    By Anna Roslaniec

    At the beginning of term adolescent learners are often shy, embarrassed and awkward. They are reluctant to speak English in front of their peers or show enthusiasm in class, often suffering from social pressure and lack of self-confidence. It can take weeks or months for students to get to know each other and form bonds. However, don’t despair if your teen learners are like this. There are plenty of team-building games and activities you can do to help students build relationships that will allow them to feel comfortable and relaxed in the classroom.

  • A teacher stood in front of a classroom of students sat at their desks

    5 ways to deal with mixed ability students in secondary classes

    By Anna Roslaniec

    No two teenagers are the same. Within all of our classes there tends to be not only a range of English proficiency levels, but also general learning styles, maturity, motivation, and personalities. This diversity can bring some challenges, but also opportunities to vary your classroom activities and teaching methodology.

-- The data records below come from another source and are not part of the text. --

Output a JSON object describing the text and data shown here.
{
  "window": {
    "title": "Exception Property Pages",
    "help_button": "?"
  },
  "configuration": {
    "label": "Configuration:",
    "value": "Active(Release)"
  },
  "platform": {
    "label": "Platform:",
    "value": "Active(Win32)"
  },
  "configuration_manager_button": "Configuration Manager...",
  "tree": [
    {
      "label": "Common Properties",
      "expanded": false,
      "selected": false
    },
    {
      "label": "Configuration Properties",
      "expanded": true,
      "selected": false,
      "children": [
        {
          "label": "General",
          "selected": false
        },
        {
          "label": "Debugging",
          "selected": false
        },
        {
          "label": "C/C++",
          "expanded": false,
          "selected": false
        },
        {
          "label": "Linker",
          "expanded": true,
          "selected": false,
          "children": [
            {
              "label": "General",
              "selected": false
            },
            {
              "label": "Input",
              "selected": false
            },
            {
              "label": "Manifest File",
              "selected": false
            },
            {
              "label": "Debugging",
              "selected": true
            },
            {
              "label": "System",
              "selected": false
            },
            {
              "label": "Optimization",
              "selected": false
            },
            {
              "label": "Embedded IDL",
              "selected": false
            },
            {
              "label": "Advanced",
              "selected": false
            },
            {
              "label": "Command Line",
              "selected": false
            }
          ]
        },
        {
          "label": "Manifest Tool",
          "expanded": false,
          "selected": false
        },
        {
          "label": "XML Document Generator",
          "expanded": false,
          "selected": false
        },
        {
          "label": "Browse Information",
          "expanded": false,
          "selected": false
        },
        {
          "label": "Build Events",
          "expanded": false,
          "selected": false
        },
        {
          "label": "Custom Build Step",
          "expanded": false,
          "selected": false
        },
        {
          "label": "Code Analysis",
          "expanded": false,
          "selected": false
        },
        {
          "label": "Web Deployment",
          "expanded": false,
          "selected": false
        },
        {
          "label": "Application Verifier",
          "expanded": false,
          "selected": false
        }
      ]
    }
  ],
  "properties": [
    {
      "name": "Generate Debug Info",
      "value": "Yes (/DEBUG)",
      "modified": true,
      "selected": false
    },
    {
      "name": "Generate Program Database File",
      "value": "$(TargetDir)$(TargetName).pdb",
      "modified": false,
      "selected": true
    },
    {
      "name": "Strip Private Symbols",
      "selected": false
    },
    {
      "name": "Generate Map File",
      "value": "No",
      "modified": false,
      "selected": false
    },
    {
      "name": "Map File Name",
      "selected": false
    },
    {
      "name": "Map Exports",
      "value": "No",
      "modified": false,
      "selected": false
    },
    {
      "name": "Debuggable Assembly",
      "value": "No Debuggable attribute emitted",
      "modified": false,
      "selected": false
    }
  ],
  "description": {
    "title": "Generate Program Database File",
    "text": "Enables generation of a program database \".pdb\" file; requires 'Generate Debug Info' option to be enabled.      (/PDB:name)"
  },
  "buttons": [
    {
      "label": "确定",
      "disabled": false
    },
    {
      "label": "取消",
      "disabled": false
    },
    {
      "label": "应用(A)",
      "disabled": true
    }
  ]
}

    Here are some ways to help deal with mixed-ability classes and ensure all your students experience success in their language learning journeys.